Abstract The various cells of the immune system all originate from the hematopoietic stem cell, yet each serves a distinct function in the immune response. The differentiation process of the immune system is multistaged and, in the adaptive immune system, includes defined steps of targeted mutations in the genome, such as V(D)J recombination of antigen receptors in B and T cells, and somatic hypermutations at the variable region of the immunoglobulin receptors. Epigenetic marks, such as DNA methylation, histone modifications, chromatin topology, subnuclear localization and replication timing, regulate the accessibility and the stable expression or repression of genomic loci. In this chapter, in which attention is focused on the adaptive immune system, the role of epigenetic marks is discussed in the regulation of the various stages of immune cell development.

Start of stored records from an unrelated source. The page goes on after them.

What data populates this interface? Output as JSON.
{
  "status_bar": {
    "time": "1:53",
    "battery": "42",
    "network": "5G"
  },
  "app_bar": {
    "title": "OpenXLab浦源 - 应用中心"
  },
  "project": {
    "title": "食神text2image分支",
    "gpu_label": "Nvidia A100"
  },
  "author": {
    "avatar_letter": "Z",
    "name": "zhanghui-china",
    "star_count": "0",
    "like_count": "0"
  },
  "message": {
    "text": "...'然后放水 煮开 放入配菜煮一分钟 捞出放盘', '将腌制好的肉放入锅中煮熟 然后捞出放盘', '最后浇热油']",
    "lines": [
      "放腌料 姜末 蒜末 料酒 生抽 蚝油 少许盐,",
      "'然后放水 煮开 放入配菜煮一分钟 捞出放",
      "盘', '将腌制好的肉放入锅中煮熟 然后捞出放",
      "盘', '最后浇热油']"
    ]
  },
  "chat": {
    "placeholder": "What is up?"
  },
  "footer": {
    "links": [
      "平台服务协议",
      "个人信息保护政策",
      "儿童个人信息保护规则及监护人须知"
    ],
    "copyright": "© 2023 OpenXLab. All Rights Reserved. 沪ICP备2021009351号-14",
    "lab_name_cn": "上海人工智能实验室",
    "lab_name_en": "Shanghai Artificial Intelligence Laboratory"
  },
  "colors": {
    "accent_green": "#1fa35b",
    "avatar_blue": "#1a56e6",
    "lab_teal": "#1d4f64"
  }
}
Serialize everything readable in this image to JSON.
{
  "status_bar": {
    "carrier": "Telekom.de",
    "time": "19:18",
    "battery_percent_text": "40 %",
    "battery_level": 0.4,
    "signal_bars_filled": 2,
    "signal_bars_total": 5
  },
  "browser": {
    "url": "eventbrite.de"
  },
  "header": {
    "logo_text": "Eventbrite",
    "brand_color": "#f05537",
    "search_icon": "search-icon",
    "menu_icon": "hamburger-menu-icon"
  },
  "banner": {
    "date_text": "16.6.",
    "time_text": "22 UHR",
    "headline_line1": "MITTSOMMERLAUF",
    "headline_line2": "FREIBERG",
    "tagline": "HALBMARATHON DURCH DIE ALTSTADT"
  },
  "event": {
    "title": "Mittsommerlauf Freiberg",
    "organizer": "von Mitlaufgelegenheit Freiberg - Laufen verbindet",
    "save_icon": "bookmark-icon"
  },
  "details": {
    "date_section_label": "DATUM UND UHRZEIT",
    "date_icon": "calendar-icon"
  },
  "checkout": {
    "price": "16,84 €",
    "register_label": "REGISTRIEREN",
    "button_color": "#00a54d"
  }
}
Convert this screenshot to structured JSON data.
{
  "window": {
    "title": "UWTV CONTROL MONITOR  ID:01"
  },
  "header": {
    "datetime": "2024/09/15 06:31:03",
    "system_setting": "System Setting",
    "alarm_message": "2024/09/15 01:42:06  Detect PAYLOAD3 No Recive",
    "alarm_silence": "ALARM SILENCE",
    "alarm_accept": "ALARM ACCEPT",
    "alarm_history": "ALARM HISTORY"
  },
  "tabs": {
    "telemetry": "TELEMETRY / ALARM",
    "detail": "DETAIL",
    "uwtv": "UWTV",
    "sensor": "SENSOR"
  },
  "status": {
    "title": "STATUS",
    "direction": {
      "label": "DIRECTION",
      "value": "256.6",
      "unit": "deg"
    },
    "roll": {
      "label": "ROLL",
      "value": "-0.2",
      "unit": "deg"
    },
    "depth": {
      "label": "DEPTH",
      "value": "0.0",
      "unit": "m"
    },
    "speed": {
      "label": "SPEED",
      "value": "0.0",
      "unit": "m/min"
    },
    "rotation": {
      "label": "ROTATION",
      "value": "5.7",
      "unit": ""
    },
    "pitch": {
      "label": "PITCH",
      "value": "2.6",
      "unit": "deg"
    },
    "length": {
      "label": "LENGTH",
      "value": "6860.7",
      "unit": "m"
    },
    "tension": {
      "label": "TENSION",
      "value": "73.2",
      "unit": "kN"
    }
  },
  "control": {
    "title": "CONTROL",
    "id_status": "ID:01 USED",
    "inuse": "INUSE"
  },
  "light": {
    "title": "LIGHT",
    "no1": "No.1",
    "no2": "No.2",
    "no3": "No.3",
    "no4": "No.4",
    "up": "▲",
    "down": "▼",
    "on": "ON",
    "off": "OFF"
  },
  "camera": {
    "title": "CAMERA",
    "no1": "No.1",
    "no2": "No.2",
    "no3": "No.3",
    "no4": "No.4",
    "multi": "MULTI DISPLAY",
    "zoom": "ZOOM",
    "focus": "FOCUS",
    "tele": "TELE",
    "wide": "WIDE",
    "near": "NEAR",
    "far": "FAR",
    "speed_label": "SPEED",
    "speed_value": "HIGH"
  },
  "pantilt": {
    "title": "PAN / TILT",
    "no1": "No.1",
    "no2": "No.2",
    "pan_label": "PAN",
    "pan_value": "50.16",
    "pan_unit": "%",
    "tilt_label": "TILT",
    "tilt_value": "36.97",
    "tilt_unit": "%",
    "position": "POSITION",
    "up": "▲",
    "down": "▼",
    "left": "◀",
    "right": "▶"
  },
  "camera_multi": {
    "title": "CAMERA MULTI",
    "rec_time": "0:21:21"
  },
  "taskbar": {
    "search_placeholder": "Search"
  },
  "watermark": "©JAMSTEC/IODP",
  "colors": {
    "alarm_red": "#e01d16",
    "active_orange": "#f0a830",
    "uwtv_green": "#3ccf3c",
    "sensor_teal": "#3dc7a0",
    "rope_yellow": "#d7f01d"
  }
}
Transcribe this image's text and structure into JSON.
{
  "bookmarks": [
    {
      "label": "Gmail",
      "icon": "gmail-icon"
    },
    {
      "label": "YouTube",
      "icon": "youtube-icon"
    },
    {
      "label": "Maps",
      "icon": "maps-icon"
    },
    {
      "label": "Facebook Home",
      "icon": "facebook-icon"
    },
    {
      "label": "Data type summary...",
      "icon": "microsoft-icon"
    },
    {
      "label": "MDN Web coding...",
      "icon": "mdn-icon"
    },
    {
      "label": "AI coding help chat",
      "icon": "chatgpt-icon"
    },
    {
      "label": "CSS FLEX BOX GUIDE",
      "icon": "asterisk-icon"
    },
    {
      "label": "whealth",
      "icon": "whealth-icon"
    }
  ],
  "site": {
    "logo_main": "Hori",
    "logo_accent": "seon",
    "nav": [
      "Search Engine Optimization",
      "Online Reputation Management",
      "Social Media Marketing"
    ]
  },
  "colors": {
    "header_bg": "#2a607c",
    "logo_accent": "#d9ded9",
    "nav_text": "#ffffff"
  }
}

This discussion sequence includes the potentiation of various cell lineages in hematopoietic stem cells, the stepwise activation and repression of key loci during the differentiation process, the targeting of somatic mutations and, finally, the stable commitment of cellular expression programs in fully differentiated cells.
- Chromatin modification
- Genomic editing
- Tissue-specific transcription factors
- V(D)J recombination